Friends of Mill Plan for Future

Friends of Mill Plan for Future

More programs, Route 7 expansion discussed at Friends off Colvin Run Mill meeting.

Mike Henry, manager of Colvin Run Mill, points out the miller’s house on a tour of the grounds.

Mike Henry, manager of Colvin Run Mill, points out the miller’s house on a tour of the grounds. Photo by Alex McVeigh.

— While Colvin Run Mill’s claim to fame is its glimpse into life as it was 200 years ago, in the past, the Friends of Colvin Run Mill are just as concerned with its future.

The mill celebrated 200 years of existence last May, it was turned into a commercial mill by Philip Carper on land that was once owned by George Washington. It is one of the few brick mills remaining in Virginia.

Events at the Mill

Saturday, April 21: The Friends of Colvin Run Mill will host a road clean-up on their adopted part of Georgetown Pike, which is between Walker Road and Riverbend Road. Volunteers can meet at the Great Falls Library, 9830 Georgetown Pike, at noon. Bags for trash pickup will be provided, and the cleanup is expected to last two to three hours.

Saturday, April 28: Spring Tea seminar. Hosted by Laurie Bell of the Great Falls Tea Garden, the seminar will examine rare and unusual teas such as dark, brick, red and blue teas. Treats made with tea will be available for tasting. The event will take place at the mill, 10017 Colvin Run Road. Reservations can be made by calling 703-759-2771, the cost is $25.

"Following the bicentennial, we feel that it’s most important to work on innovative and creative ways to set new expectations for the future," said Bob Lundegard, president of the Friends of Colvin Run Mill.

One of their goals is to replace the current dairy barn, which was built by the county at the approximate location of the barn that was there 200 years ago, with a new visitor’s center. They have been raising money since 2003.

"The county has found money to make the drawings, and we have around $50,000 in our building fund, but we’re not ready to hand it over yet, not until we can put together an agreement with them about fundraising, which we expect in the next year or so," Lundegard said. "From there, we’ll need funds for bricks and mortar."

The upcoming widening of Leesburg Pike is of strong interest for the Friends of Colvin Run Mill and park staff.
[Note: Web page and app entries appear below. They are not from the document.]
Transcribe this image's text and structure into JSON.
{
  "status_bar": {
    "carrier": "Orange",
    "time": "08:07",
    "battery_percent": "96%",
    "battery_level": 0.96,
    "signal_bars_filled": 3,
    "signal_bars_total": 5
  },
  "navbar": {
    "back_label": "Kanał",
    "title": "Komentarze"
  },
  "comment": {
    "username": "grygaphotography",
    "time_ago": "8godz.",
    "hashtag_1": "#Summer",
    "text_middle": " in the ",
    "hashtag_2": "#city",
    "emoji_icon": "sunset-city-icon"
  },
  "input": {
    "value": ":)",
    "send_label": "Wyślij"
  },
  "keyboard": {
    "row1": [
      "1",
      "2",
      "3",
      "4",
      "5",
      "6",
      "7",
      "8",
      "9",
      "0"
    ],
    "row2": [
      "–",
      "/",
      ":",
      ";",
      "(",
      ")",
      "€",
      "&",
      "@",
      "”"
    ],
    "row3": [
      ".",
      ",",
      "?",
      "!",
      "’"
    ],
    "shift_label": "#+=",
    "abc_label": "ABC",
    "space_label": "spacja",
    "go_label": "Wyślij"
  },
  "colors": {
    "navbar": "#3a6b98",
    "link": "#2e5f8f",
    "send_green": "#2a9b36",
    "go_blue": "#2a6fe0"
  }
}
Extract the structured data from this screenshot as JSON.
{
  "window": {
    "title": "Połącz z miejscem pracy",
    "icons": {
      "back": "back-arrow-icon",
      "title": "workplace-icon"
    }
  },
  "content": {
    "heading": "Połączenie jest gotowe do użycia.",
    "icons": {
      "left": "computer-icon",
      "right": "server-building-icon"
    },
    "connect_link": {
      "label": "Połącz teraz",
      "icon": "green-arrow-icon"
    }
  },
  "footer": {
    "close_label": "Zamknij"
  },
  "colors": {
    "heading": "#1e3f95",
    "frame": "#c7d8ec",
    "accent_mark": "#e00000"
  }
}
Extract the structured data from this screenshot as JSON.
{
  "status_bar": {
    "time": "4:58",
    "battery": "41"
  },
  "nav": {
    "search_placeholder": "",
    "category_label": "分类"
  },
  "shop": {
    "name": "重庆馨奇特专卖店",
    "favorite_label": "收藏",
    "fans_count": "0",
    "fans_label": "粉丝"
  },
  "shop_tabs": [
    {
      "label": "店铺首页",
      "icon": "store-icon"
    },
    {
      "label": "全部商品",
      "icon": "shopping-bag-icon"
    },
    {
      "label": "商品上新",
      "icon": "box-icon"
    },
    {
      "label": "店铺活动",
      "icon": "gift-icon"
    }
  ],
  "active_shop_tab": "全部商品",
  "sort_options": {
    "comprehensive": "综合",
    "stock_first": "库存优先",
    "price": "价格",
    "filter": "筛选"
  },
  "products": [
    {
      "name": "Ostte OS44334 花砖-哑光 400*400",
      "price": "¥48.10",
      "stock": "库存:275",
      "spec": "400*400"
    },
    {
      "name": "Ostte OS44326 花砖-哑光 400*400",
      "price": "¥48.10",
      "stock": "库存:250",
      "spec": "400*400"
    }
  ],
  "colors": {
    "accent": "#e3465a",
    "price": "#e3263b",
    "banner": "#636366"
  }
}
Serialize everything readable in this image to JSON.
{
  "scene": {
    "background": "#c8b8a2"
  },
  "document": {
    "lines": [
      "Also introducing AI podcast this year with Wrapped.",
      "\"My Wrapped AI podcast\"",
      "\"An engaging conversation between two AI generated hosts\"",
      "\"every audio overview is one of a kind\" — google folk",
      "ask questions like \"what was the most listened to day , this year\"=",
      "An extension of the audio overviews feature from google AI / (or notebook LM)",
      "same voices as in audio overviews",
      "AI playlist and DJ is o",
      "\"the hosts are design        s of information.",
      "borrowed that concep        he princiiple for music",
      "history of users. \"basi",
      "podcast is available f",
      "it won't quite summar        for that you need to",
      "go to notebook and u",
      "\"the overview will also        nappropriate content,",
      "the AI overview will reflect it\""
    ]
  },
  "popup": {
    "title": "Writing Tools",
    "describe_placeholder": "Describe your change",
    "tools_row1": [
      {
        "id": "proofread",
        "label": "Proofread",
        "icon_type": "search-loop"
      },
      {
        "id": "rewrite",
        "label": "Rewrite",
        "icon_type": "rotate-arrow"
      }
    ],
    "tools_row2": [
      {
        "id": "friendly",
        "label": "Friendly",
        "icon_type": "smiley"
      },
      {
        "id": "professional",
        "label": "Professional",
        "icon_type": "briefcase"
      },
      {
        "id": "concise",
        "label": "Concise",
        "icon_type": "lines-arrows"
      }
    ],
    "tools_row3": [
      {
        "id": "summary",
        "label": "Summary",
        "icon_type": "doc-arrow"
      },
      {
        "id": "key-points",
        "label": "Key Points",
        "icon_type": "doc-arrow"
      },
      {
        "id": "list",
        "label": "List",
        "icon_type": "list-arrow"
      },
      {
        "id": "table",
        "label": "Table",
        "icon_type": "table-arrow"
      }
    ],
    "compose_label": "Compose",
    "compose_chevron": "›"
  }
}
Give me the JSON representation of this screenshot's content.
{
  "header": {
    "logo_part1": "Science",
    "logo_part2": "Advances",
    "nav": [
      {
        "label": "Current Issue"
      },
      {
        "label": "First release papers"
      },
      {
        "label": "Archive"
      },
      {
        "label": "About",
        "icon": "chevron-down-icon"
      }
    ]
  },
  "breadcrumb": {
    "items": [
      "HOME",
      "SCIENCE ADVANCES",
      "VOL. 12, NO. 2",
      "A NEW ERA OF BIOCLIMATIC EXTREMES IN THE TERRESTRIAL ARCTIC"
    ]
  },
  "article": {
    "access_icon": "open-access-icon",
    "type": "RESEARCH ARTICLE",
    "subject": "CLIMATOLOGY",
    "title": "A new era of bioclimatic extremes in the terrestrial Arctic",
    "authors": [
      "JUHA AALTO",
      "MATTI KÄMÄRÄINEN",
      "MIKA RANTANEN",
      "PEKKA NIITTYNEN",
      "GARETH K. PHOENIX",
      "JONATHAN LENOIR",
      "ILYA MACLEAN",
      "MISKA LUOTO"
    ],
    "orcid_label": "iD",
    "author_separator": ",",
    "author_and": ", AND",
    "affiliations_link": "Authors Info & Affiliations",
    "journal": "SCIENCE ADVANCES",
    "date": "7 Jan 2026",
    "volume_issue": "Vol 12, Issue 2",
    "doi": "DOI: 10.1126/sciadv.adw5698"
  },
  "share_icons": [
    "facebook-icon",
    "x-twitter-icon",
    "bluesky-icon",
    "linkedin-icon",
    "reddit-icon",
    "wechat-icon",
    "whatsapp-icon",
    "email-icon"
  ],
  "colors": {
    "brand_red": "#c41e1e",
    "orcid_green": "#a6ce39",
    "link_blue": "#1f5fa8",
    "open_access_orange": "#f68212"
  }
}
Since the mill is less than 100 feet from the current roadway, the two-lane expansion can make quite an impact.

The old mill pond, as well as other features, are located on park property south of Leesburg Pike, making them practically inaccessible to visitors.


Mike Henry, manager at Colvin Run Mill, explains methods used it the mill’s construction during a tour Saturday, April 7.

"It feels like our visitors are separated from the other side, and we’d like to take advantage of the widening project to maybe put a tunnel underneath Route 7 to make the south side more accessible," Lundegard said. "In 1940, when the road shifted to its current location, there was a tunnel for the cows to go underneath Route 7."

Mike Henry, manager of Colvin Run Mill, said there are historical aspects to the area that go far beyond the 200 years of milling.

"We’ve found Native American artifacts and other signs from people that lived around here almost 9,000 years ago," he said. "Obviously most of our programming focuses on the last 200 years and European settlement. We’re hoping expansion south of Route 7 will help us with the exploration of that."

The group also assisted with the Colvin Run Street Fair that took place last May, hosted more than 100 people for the annual Society for the Preservation of Old Mills and increased their outreach to local schools.

"It’s amazing to think that things like bread and grain used to come from places like this," said Sam Archer, 8, of Great Falls, who visited the mill with his family Saturday. "It’s cool that water runs it, the same power now is the same power that ran it 200 years ago."

Lundegard estimated almost 10,000 children visited the mill last year, which he said represents as much as a 30 percent increase over years past.